Sookie Stackhouse + literary snobbery

Embarrassing admission: I am addicted to the Sookie Stackhouse novels. This did not start at Book 1, with which I was nonplussed. "Pshaw," said I, nose in the air, "this be too juvenile a style for moi." Instead, I stuck to the TV series, True Blood, that was inspired by the books.

But everywhere I turned, online and offline, I was being told "Sookie will win you over, Sookie will win you over." I began to wonder if I may have been indulging in a teensy bit of literary snobbery (No! Could it be?), so when a friend offered to lend me the True Blood Omnibus (the first three books), I figured I'd have a go.

(This poster went up in my neighbourhood in SoHo before the first season of True Blood came out. We were all, like, "Waah!?")

Within three days, I'd read all three books. After another generous loan, the next two books were very quickly read. Not able to wait until I met up with my friend again (sorry, Ruby!) I made a trip to my local Borders bookstore, during the 50 percent off sale before it closed.

I purchased Book ELEVEN at the airport on Monday morning and, thanks to some lengthy flight delays, finished it that same night. I now wish to urge Ms Charlaine Harris to hurry up and finish the next one. While I'm at it, I'd also like to take the opportunity to state that I am most definitely of the Team Eric persuasion, and hope she will bear this in mind as she writes.

(Interesting fact gleaned in literature classes: when Charles Dickens wrote The Old Curiosity Shop in instalments, he was inundated with letters imploring him not to kill off Little Nell. It didn't work then, but this reader is hoping Ms Harris will be more open to a heartfelt plea.)

So I have my friend Ruby and the lovely ladies of the Book Lover's Hideaway group on Goodreads to thank for slapping me out of my snobbery, encouraging me to try a new genre, and unintentionally giving me permission to get lost in what amounts to pure entertainment.

Most often, my reading choices are like fine dining. I want something clever, something unique, something that challenges me to think differently or face difficult issues, or transports me to a depth of emotion or experience that I could never have conjured in my own imagination.

There's nothing wrong with that, of course, but my foray into Sookie's world has been like sinking my teeth into a spicy meatball pizza at Arturo's on West Houston, and washing it down with a bottle of rough chianti, after a year-long diet of fois gras and alpine riesling.
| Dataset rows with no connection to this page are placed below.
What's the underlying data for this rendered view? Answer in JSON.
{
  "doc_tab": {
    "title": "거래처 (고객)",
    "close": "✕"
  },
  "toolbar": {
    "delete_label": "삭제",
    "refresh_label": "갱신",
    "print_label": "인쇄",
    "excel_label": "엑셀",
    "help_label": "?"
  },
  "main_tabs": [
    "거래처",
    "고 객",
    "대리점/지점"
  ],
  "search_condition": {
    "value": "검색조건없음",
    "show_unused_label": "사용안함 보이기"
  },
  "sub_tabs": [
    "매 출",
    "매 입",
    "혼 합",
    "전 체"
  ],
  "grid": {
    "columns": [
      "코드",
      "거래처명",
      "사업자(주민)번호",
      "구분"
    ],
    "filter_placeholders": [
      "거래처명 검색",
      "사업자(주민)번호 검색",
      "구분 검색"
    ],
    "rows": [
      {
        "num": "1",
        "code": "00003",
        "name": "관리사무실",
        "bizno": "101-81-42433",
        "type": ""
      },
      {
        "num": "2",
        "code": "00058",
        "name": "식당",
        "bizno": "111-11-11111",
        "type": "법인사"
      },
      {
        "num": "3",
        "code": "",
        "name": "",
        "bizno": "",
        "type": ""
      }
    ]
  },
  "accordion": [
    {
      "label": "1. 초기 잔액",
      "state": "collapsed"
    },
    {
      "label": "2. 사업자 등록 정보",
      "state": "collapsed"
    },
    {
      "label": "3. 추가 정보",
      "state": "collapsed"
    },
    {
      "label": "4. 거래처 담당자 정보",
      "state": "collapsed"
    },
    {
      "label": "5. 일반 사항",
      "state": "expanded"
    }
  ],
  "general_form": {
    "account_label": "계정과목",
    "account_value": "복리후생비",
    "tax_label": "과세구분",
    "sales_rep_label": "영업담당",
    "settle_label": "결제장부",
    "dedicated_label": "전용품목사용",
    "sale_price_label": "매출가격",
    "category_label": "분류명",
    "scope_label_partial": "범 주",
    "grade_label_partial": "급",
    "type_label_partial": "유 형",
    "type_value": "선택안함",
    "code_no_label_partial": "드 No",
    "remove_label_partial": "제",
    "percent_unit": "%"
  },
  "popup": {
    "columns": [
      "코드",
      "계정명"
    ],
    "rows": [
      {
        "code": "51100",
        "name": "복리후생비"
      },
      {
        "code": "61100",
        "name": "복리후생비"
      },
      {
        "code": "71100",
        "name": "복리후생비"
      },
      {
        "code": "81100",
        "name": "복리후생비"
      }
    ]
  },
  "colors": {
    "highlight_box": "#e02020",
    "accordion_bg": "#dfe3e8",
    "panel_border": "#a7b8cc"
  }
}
Lip-smackingly good!

ps. I am so inspired by Sookie that I will shortly blog about my own experiences hunting down the REAL vampires of America. Stay tuned...